These and many other authorities are cited and approved in S. v. Jones, supra, where it is said: "In Lewis on Eminent Domain, sec. 368, it is recognized as settled law, by repeated adjudications, that statutes authorizing condemnation and making no provision for notice are valid if actual notice is given. Lewis on Eminent Domain, sec. 368. But at the same time he says: `By far the greater portion of the cases proceed upon the principle of implying a requirement to give notice from the provision of the statute itself.'"

The notice there referred to is the one as to the time and place of fixing the compensation or assessing the damages and benefits, but the principles apply just as well to this case. Laws 1909, ch. 80, sec. 16, provides for notice of the time and place for assessing the damages to the landowner and ascertaining the benefits to him, but it fails expressly to require notice of the order, so that the landowner may proceed with his claim for compensation. It sufficiently does so, however, by the clearest implication. Why give him thirty days after the making of an order, of which he has no notice and may never have any?

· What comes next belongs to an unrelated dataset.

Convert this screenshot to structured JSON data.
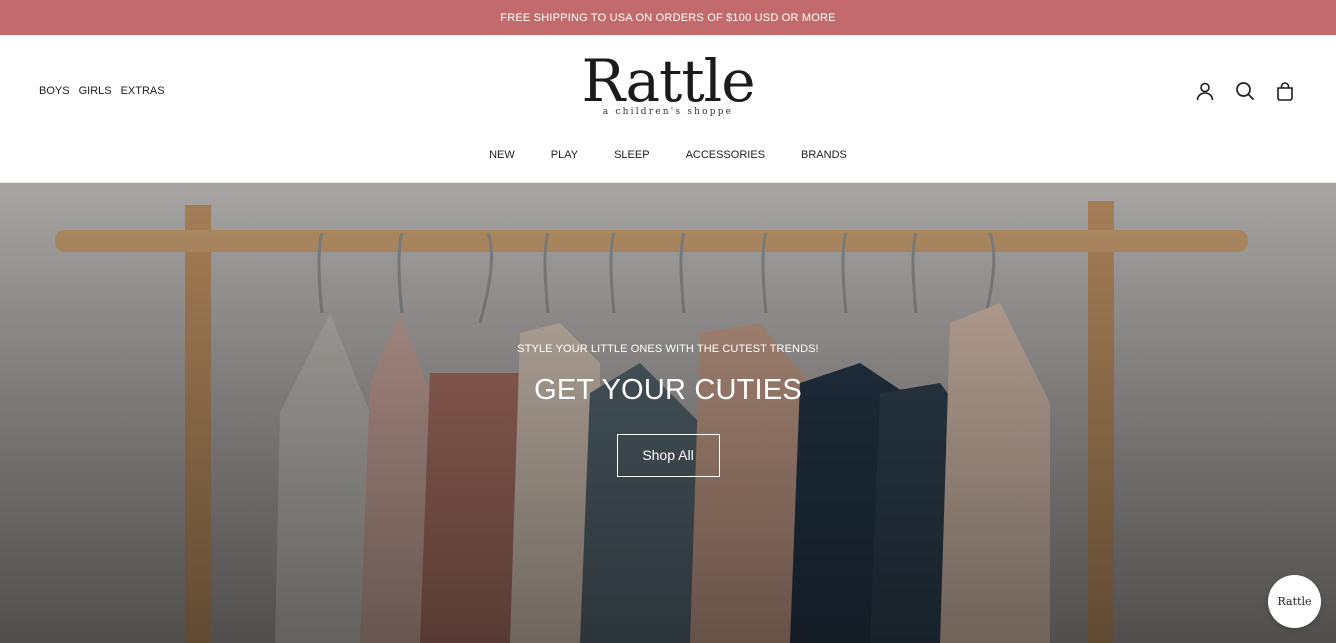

But further discussion would be futile, as plaintiff had actual notice, as shown by his own conduct the next day, and his appearance before the board in the cause is a waiver of any formal notice to him by it. Penniman v. Daniel, 95 N.C. 341; Wheeler v. Cobb, 75 N.C. 21; S. v. Jones, 88 N.C. 683; Roberts v. Allman, 106 N.C. 391. This is the general rule, and is not affected by the fact that he may have made the wrong motion or proceeded otherwise improperly or erroneously, as will appear from the foregoing cases. The only inquiry that arises is, Did he have a fair opportunity to present his case? No doubt, if the plaintiffs had made their claim for compensation and a request (246) that proceedings be taken for that purpose, the board would have granted the application. If they had refused, they could have appealed, and if they had denied them this right, they then could have applied for remedial process to the Superior Court, and to the judge for an injunction meanwhile, if necessary to protect their rights pendente lite. Blair v. Coakley, 136 N.C. 405.

Laws 1909, ch. 80, sec. 16, gives the right of appeal from the finding of the jury as to the damages or benefits, but denies it as to the order of condemnation. We would suggest that hereafter the commissioners, or those having charge of such matters, give notice of the order of condemnation to those affected thereby, so that they may certainly know when they are expected to file their claim for compensation.

In this suit, as there appears to have been some doubt as to the proper course of procedure in such cases, we will direct that plaintiffs be allowed to file their claim for damages before the commissioners, or in such way as they may be advised, within thirty days after the certification of this opinion and the judgment of this Court to the court below, and the receipt of the certificate by the clerk of the latter court, that time having been considered reasonable by the Legislature. But this order is not, hereafter, to be taken as a precedent.

There was no error in the order denying the injunction.

Affirmed.

Cited: Wood v. Land Co., 165 N.C. 370; Bennett v. R. R., 170 N.C. 392.